Output the records exactly, with no line skipped.

Dataset -
===

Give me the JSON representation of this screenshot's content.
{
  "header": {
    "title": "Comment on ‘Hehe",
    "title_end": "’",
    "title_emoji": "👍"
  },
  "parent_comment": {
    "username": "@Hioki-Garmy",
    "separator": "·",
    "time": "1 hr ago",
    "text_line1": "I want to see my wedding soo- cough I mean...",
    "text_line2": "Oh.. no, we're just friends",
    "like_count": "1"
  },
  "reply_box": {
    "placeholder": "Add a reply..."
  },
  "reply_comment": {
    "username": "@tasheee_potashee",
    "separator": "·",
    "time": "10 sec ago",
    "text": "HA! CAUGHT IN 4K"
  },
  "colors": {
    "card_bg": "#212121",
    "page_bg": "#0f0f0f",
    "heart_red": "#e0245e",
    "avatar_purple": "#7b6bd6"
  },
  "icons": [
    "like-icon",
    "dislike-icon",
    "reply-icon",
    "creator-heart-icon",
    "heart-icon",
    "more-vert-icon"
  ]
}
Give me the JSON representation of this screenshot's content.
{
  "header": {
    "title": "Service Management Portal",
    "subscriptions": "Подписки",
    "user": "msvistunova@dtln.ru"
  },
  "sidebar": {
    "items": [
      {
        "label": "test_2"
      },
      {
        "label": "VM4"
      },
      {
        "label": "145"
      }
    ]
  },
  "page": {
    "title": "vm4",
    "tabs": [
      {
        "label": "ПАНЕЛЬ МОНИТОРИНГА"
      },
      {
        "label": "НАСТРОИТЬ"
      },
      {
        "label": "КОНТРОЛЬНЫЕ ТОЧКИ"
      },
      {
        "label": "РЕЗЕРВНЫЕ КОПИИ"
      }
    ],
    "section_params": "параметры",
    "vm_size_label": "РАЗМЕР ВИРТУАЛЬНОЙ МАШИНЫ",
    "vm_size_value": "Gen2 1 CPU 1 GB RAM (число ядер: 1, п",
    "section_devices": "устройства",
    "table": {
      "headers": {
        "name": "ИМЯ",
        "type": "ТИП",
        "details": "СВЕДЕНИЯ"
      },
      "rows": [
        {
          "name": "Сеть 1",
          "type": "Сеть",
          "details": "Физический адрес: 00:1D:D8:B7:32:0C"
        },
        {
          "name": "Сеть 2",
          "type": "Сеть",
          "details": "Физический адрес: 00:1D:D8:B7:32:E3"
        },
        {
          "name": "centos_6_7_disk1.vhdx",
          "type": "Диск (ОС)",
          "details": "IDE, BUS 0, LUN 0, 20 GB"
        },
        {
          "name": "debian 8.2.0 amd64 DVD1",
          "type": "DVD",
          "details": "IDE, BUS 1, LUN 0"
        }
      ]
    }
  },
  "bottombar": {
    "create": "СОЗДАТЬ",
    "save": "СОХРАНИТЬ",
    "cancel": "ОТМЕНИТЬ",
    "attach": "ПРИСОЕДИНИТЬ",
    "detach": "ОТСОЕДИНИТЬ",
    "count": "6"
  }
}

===

Exercise solution -
Give me the JSON representation of this screenshot's content.
{
  "header": {
    "title": "Comment on ‘Hehe",
    "title_end": "’",
    "title_emoji": "👍"
  },
  "parent_comment": {
    "username": "@Hioki-Garmy",
    "separator": "·",
    "time": "1 hr ago",
    "text_line1": "I want to see my wedding soo- cough I mean...",
    "text_line2": "Oh.. no, we're just friends",
    "like_count": "1"
  },
  "reply_box": {
    "placeholder": "Add a reply..."
  },
  "reply_comment": {
    "username": "@tasheee_potashee",
    "separator": "·",
    "time": "10 sec ago",
    "text": "HA! CAUGHT IN 4K"
  },
  "colors": {
    "card_bg": "#212121",
    "page_bg": "#0f0f0f",
    "heart_red": "#e0245e",
    "avatar_purple": "#7b6bd6"
  },
  "icons": [
    "like-icon",
    "dislike-icon",
    "reply-icon",
    "creator-heart-icon",
    "heart-icon",
    "more-vert-icon"
  ]
}
Give me the JSON representation of this screenshot's content.
{
  "header": {
    "title": "Service Management Portal",
    "subscriptions": "Подписки",
    "user": "msvistunova@dtln.ru"
  },
  "sidebar": {
    "items": [
      {
        "label": "test_2"
      },
      {
        "label": "VM4"
      },
      {
        "label": "145"
      }
    ]
  },
  "page": {
    "title": "vm4",
    "tabs": [
      {
        "label": "ПАНЕЛЬ МОНИТОРИНГА"
      },
      {
        "label": "НАСТРОИТЬ"
      },
      {
        "label": "КОНТРОЛЬНЫЕ ТОЧКИ"
      },
      {
        "label": "РЕЗЕРВНЫЕ КОПИИ"
      }
    ],
    "section_params": "параметры",
    "vm_size_label": "РАЗМЕР ВИРТУАЛЬНОЙ МАШИНЫ",
    "vm_size_value": "Gen2 1 CPU 1 GB RAM (число ядер: 1, п",
    "section_devices": "устройства",
    "table": {
      "headers": {
        "name": "ИМЯ",
        "type": "ТИП",
        "details": "СВЕДЕНИЯ"
      },
      "rows": [
        {
          "name": "Сеть 1",
          "type": "Сеть",
          "details": "Физический адрес: 00:1D:D8:B7:32:0C"
        },
        {
          "name": "Сеть 2",
          "type": "Сеть",
          "details": "Физический адрес: 00:1D:D8:B7:32:E3"
        },
        {
          "name": "centos_6_7_disk1.vhdx",
          "type": "Диск (ОС)",
          "details": "IDE, BUS 0, LUN 0, 20 GB"
        },
        {
          "name": "debian 8.2.0 amd64 DVD1",
          "type": "DVD",
          "details": "IDE, BUS 1, LUN 0"
        }
      ]
    }
  },
  "bottombar": {
    "create": "СОЗДАТЬ",
    "save": "СОХРАНИТЬ",
    "cancel": "ОТМЕНИТЬ",
    "attach": "ПРИСОЕДИНИТЬ",
    "detach": "ОТСОЕДИНИТЬ",
    "count": "6"
  }
}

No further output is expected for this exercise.